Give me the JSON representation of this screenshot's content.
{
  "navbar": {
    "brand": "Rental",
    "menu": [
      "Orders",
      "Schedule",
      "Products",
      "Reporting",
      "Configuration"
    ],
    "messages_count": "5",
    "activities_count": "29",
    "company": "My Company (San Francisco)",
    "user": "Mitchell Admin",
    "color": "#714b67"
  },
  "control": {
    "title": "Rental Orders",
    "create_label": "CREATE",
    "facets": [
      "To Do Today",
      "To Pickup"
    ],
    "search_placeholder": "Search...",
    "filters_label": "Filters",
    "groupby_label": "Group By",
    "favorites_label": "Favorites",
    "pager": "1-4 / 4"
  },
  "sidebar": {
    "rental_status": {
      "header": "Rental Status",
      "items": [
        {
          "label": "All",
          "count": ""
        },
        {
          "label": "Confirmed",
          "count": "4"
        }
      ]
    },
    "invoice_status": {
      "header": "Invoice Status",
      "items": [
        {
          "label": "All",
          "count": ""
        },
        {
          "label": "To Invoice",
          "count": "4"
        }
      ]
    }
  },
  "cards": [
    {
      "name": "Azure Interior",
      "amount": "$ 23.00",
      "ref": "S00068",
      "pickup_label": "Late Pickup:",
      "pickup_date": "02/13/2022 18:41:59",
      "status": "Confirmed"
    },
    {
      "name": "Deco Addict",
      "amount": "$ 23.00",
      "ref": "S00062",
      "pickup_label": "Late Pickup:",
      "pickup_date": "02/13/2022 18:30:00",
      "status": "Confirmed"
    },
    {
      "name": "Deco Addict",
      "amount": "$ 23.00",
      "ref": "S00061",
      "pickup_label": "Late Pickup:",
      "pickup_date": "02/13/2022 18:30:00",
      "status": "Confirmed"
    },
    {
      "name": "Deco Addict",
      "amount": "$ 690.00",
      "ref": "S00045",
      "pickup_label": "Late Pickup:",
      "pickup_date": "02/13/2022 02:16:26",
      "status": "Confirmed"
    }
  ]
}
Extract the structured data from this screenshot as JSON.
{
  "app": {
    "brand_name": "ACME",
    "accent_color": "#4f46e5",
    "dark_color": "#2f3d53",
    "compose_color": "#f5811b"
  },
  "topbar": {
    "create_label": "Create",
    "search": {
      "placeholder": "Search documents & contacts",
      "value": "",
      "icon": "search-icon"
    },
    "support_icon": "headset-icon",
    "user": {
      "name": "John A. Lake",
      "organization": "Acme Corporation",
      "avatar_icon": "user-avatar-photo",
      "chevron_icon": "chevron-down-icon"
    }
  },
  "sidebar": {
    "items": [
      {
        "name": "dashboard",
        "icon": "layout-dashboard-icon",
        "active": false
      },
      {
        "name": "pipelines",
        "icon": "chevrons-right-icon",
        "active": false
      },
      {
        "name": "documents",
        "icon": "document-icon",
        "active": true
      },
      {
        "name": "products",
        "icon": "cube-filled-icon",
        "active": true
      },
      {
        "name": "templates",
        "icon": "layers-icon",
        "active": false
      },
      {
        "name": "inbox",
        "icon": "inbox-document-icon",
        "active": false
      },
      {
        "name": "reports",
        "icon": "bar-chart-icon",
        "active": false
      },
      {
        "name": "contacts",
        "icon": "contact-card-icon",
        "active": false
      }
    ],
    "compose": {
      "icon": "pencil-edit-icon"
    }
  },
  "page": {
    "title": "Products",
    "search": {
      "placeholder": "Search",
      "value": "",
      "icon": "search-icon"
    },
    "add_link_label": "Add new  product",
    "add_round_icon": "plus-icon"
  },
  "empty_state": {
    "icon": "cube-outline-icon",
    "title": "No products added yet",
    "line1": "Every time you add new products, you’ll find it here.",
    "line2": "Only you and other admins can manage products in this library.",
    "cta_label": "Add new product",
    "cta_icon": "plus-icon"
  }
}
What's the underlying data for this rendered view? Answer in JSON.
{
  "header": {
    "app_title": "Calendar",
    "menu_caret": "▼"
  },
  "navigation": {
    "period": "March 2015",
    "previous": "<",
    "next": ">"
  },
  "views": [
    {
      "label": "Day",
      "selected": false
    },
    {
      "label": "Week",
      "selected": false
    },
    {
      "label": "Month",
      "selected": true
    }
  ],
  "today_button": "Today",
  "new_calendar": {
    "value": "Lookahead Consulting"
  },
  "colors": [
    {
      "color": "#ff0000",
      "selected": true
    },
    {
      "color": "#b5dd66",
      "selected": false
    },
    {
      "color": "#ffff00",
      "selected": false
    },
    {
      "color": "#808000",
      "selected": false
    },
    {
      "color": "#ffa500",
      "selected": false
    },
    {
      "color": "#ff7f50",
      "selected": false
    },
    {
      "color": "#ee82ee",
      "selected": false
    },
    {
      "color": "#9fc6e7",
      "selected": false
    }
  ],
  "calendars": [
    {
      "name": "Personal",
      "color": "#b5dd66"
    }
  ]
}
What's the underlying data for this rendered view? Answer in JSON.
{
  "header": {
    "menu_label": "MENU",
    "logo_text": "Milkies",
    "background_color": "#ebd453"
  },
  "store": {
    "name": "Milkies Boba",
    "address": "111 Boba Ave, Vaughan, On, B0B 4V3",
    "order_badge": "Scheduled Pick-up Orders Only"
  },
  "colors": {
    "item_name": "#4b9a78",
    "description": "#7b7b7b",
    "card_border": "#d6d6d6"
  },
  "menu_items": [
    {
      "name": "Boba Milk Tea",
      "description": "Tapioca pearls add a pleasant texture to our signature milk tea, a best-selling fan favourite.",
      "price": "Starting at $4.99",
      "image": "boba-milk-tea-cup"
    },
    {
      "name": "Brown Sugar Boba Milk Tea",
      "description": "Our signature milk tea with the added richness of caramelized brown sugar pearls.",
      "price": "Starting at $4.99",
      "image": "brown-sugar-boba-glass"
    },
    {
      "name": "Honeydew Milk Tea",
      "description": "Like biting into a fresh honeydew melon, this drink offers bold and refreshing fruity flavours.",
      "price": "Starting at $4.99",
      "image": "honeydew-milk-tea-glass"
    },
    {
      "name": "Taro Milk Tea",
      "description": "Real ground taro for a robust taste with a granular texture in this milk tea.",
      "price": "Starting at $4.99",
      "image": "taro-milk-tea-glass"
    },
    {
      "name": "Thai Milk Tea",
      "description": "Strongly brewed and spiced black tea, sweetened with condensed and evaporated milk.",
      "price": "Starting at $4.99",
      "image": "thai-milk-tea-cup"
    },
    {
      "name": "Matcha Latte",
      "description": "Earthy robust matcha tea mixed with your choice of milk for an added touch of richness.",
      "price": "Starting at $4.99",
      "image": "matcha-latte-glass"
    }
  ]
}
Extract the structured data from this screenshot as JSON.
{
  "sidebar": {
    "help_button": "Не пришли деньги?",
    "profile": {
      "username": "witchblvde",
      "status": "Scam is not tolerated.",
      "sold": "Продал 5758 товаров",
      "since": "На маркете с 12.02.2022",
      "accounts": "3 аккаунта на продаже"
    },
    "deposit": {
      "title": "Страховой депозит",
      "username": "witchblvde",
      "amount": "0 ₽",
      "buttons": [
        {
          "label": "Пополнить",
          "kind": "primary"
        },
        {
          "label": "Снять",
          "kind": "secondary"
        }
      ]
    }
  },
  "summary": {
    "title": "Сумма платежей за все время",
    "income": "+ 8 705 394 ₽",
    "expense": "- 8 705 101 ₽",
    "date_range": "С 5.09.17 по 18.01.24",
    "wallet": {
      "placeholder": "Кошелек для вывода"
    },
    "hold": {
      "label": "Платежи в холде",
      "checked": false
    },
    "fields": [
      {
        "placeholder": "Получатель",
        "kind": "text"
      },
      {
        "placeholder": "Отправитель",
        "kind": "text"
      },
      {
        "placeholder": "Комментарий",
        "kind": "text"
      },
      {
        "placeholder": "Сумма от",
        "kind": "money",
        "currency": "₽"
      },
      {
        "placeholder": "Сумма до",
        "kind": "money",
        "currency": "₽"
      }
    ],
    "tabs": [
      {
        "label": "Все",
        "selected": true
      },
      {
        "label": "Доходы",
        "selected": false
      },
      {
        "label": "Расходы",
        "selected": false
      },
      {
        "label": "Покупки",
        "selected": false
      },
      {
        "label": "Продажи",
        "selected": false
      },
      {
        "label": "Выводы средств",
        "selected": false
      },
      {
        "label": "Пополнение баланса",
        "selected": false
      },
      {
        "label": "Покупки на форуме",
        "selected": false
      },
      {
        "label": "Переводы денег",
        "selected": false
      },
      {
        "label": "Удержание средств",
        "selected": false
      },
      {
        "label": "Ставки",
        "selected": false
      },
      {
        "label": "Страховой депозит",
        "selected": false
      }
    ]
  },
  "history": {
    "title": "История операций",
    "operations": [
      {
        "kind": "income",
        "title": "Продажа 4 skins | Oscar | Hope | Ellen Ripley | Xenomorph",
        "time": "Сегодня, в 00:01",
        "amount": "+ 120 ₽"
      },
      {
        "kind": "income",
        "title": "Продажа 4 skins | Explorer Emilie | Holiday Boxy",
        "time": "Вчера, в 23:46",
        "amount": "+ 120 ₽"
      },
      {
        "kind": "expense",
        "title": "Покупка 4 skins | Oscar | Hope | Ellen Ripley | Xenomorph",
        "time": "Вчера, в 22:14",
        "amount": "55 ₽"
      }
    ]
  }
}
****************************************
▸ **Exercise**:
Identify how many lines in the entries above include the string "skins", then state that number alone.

▸ **Expected answer**:
3